The Twilight brand is provocative. Rivaling even the Harry Potter brand in both U.S. and international book sales, the Twilight saga-encompassing books (four texts authored by Stephenie Meyer and published 2005-2008), films, events, music, “fanpire” magazines, vampiric products (energy drinks, female sanitary products, washing powder, automobiles), and promotional collateral-is a global phenomenon with an audience that dramatically skews female. It is easy to suggest that this magnitude of female fan commitment is simply due to it being a female-driven brand narrative, but so are many others (Pride and Prejudice, The Joy Luck Club, Sex and the City, Hannah Montana), which although popular, never reached the Twilight brand-fueled frenzy or the type, tenor, and magnitude of this community’s fan engagement. Twilight is more akin to pop cultural phenomena such as Star Trek, Xena: Warrior Princess, and Buffy the Vampire Slayer, where fans persist for years in a state of enthusiasm that other popular media vehicles (Casablanca, The Wizard of Oz, Iron Man, The Hangover, Shrek) cannot achieve and in which highly unique engagement types (reading groups, conventions, camps, fan fiction, fan poetry, fan art, tattoos, body jewels) are fostered. Our present research examines the Twilight brand community through.
ASJC Scopus subject areas

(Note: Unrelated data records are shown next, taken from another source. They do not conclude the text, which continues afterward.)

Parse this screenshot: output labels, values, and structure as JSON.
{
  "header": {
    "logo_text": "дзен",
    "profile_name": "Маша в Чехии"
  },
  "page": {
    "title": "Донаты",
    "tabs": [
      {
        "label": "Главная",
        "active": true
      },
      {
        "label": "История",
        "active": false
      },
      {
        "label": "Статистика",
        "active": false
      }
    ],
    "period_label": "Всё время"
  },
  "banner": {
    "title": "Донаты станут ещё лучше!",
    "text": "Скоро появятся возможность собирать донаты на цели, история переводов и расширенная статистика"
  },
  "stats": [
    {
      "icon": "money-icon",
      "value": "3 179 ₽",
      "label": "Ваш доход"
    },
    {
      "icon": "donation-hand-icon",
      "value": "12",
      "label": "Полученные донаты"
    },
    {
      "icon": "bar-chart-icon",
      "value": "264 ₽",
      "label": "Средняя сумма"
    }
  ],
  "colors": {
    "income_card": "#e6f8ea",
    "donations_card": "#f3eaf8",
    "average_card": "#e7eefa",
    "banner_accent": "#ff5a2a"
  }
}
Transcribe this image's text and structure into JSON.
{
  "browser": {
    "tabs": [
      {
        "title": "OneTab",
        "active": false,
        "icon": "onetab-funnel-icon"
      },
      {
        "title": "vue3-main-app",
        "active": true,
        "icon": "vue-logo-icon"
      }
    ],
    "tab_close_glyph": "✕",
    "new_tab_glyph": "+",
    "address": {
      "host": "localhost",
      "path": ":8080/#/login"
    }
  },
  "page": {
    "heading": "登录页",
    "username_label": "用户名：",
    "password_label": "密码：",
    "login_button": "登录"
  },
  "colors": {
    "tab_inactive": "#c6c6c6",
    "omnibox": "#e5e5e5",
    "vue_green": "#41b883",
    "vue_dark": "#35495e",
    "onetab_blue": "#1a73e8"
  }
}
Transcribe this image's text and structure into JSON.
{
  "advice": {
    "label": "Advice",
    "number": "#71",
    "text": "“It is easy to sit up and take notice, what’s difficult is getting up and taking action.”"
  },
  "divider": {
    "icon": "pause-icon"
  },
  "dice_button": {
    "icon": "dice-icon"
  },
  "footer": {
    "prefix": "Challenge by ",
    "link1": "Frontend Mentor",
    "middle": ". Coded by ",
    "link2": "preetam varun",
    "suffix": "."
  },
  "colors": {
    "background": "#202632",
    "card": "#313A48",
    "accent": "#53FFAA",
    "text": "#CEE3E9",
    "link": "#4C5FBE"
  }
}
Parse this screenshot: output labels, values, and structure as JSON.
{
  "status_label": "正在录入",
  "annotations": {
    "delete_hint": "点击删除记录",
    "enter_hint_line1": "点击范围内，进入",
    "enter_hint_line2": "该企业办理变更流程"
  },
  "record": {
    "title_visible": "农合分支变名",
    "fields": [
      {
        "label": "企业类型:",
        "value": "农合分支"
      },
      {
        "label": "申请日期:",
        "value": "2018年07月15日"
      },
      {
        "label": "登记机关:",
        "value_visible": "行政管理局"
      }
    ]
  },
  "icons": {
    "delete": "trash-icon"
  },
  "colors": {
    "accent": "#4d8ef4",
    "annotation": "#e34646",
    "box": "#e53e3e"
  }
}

- Economics, Econometrics and Finance(all)
- Business, Management and Accounting(all)
- Social Sciences(all)